(Component data from apps and pages)
[Start of Attachment]
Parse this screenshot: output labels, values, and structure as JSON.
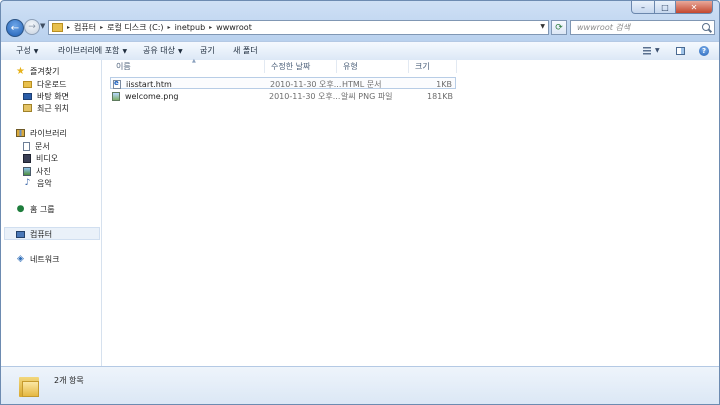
{
  "window": {
    "title": "",
    "controls": {
      "minimize": "–",
      "maximize": "□",
      "close": "✕"
    }
  },
  "address": {
    "crumbs": [
      "컴퓨터",
      "로컬 디스크 (C:)",
      "inetpub",
      "wwwroot"
    ],
    "separator": "▸"
  },
  "search": {
    "placeholder": "wwwroot 검색"
  },
  "toolbar": {
    "organize": "구성",
    "include_library": "라이브러리에 포함",
    "share_with": "공유 대상",
    "burn": "굽기",
    "new_folder": "새 폴더"
  },
  "sidebar": {
    "favorites": "즐겨찾기",
    "favorites_items": [
      "다운로드",
      "바탕 화면",
      "최근 위치"
    ],
    "libraries": "라이브러리",
    "libraries_items": [
      "문서",
      "비디오",
      "사진",
      "음악"
    ],
    "homegroup": "홈 그룹",
    "computer": "컴퓨터",
    "network": "네트워크"
  },
  "columns": {
    "name": "이름",
    "date": "수정한 날짜",
    "type": "유형",
    "size": "크기"
  },
  "files": [
    {
      "name": "iisstart.htm",
      "date": "2010-11-30 오후...",
      "type": "HTML 문서",
      "size": "1KB",
      "icon": "ie-file-icon"
    },
    {
      "name": "welcome.png",
      "date": "2010-11-30 오후...",
      "type": "알씨 PNG 파일",
      "size": "181KB",
      "icon": "png-file-icon"
    }
  ],
  "status": {
    "count": "2개 항목"
  }
}
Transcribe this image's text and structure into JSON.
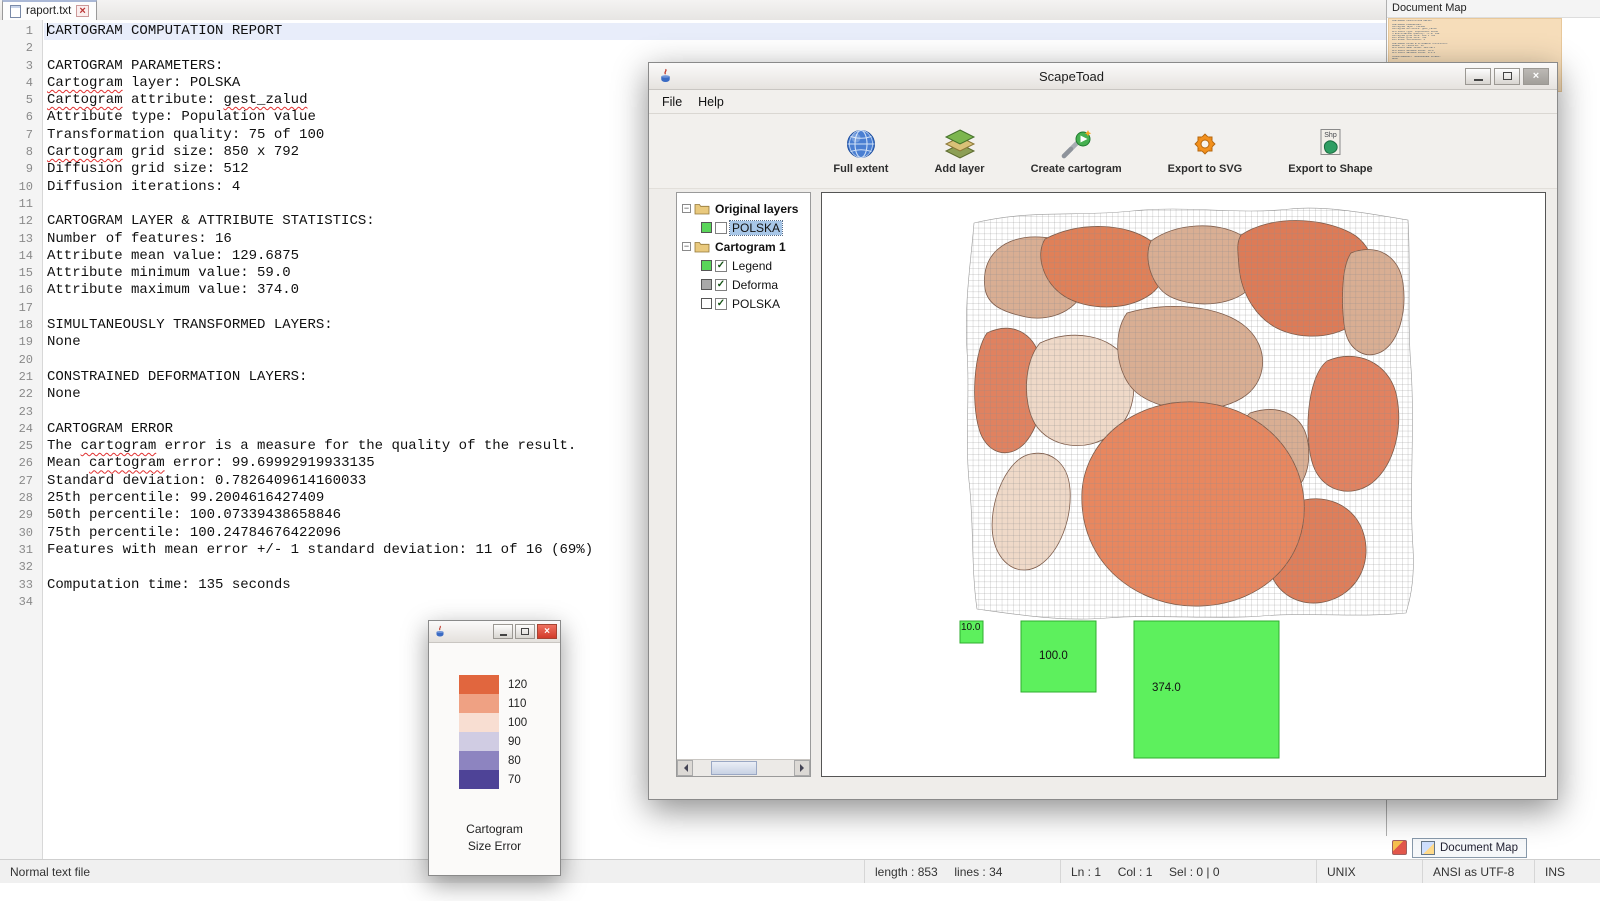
{
  "app": {
    "tab": {
      "title": "raport.txt",
      "close_glyph": "×"
    },
    "document_map": {
      "title": "Document Map",
      "bottom_tab": "Document Map"
    },
    "status_bar": {
      "doc_type": "Normal text file",
      "length_lines": "length : 853     lines : 34",
      "cursor": "Ln : 1     Col : 1     Sel : 0 | 0",
      "eol": "UNIX",
      "encoding": "ANSI as UTF-8",
      "typing_mode": "INS"
    }
  },
  "editor": {
    "current_line": 1,
    "misspelled": [
      "Cartogram",
      "cartogram",
      "gest_zalud"
    ],
    "lines": [
      "CARTOGRAM COMPUTATION REPORT",
      "",
      "CARTOGRAM PARAMETERS:",
      "Cartogram layer: POLSKA",
      "Cartogram attribute: gest_zalud",
      "Attribute type: Population value",
      "Transformation quality: 75 of 100",
      "Cartogram grid size: 850 x 792",
      "Diffusion grid size: 512",
      "Diffusion iterations: 4",
      "",
      "CARTOGRAM LAYER & ATTRIBUTE STATISTICS:",
      "Number of features: 16",
      "Attribute mean value: 129.6875",
      "Attribute minimum value: 59.0",
      "Attribute maximum value: 374.0",
      "",
      "SIMULTANEOUSLY TRANSFORMED LAYERS:",
      "None",
      "",
      "CONSTRAINED DEFORMATION LAYERS:",
      "None",
      "",
      "CARTOGRAM ERROR",
      "The cartogram error is a measure for the quality of the result.",
      "Mean cartogram error: 99.69992919933135",
      "Standard deviation: 0.7826409614160033",
      "25th percentile: 99.2004616427409",
      "50th percentile: 100.07339438658846",
      "75th percentile: 100.24784676422096",
      "Features with mean error +/- 1 standard deviation: 11 of 16 (69%)",
      "",
      "Computation time: 135 seconds",
      ""
    ]
  },
  "scapetoad": {
    "title": "ScapeToad",
    "controls": {
      "minimize": "–",
      "maximize": "□",
      "close": "×"
    },
    "menu": [
      "File",
      "Help"
    ],
    "toolbar": [
      {
        "label": "Full extent",
        "icon": "globe-icon"
      },
      {
        "label": "Add layer",
        "icon": "layers-icon"
      },
      {
        "label": "Create cartogram",
        "icon": "wand-icon"
      },
      {
        "label": "Export to SVG",
        "icon": "gear-icon"
      },
      {
        "label": "Export to Shape",
        "icon": "shape-icon"
      }
    ],
    "tree": [
      {
        "kind": "folder",
        "label": "Original layers"
      },
      {
        "kind": "layer",
        "label": "POLSKA",
        "color": "#5ad55a",
        "checked": false,
        "selected": true
      },
      {
        "kind": "folder",
        "label": "Cartogram 1"
      },
      {
        "kind": "layer",
        "label": "Legend",
        "color": "#5ad55a",
        "checked": true,
        "selected": false
      },
      {
        "kind": "layer",
        "label": "Deforma",
        "color": "#a9a9a9",
        "checked": true,
        "selected": false
      },
      {
        "kind": "layer",
        "label": "POLSKA",
        "color": "#ffffff",
        "checked": true,
        "selected": false
      }
    ],
    "legend": {
      "values": [
        10,
        100,
        374
      ],
      "labels": [
        "10.0",
        "100.0",
        "374.0"
      ],
      "fill": "#5df05d",
      "stroke": "#2fae2f"
    }
  },
  "size_error_window": {
    "controls": {
      "minimize": "–",
      "maximize": "□",
      "close": "×"
    },
    "caption_lines": [
      "Cartogram",
      "Size Error"
    ],
    "scale": [
      {
        "label": "120",
        "color": "#e1663e"
      },
      {
        "label": "110",
        "color": "#efa183"
      },
      {
        "label": "100",
        "color": "#f8ded2"
      },
      {
        "label": "90",
        "color": "#d0cce3"
      },
      {
        "label": "80",
        "color": "#8d84c0"
      },
      {
        "label": "70",
        "color": "#4e4397"
      }
    ]
  }
}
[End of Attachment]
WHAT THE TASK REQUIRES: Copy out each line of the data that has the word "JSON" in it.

WRITTEN SOLUTION:
Parse this screenshot: output labels, values, and structure as JSON.
Transcribe this image's text and structure into JSON.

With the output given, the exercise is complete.